Holding to its name, the Windburner was nearly impervious to the wind; gusts that would shut down other backpacking stoves proved futile in affecting the fully enclosed radiant burner. Even blasts that folded tent sidewalls didn’t stop the Windburner from boiling water.
The skillet and sauce pot proved to be non-stick. Cooking bacon or simmering soups with too much heat didn’t cause anything to adhere to the ceramic coating. Even burnt cheese failed to cling. A quick once over with a plastic scraper and rinse was all that was required most of the time for cleaning.
MSR only offers a piezo ignitor on their Pocket Rocket Deluxe, but the Radiant system begged for them. The Radiant technology disc fully enclosed the air and fuel mixture, which made for close encounter lighting, and lack of a visible flame created doubt if ignition occurred. An indicator wire glows within a few seconds of ignition, sparing burnt knuckles with a little patience.
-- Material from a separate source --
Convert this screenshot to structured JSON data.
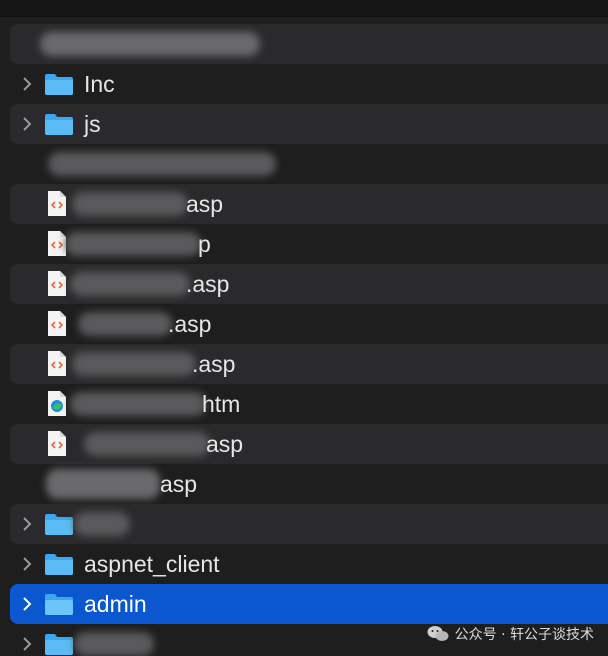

The inability of the skillet to nest created some packing issues, but I couldn’t see a solution without a radical change in dimensions of the saucepot, skillet, or both. One concern with the stove and fuel canister nesting inside the saucepot was the potential damage to the ceramic coating, which would inevitably ruin the non-stick nature. MSR seems to fear this on some level, as they included a felt pad for the bottom of the pot. This pad won’t protect the sides, but the bottom is far more important to keep intact.
Then there was the 8.8-ounce weight of the bare stove. The MSR Wind Pro II, another remote canister stove, has a claimed weight of 6.6 ounces. The Reactor weighs 6.1 ounces and it’s a high output alpine rocket. The non-system MSR Pocket Rocket 2 weighs 2.6 ounces. The Windburner remote canister stove wasn’t the stove for minimalist ounce counters, for whom there were much lighter options.
But the Windburner was robust; MSR built the stove to last, and It was the most rigid remote canister stove I’ve ever tested, with pot stability to match.
Who’s it for? I found the Windburner Stove System Combo to be a Goldilocks of stove systems. It’s not ultralight or compact, but the weight and size can be appropriate for groups sharing a single stove. It’s not the snow melting powerhouse that the MSR Reactor is, but it’s more windproof and stable than other backpacking options.
The MSR Windburner Stove System Combo is a fine choice for backpacking trips for one or two where ounce counting isn’t necessary and there’s a craving for food more demanding than a boil. It’s a great lightweight option for groups of up to four venturing into the backcountry with a single stove. It’s also a great car camping stove that takes up way less room and is much cleaner than a typical dual burner. And the system can do it in all conditions just short of arctic.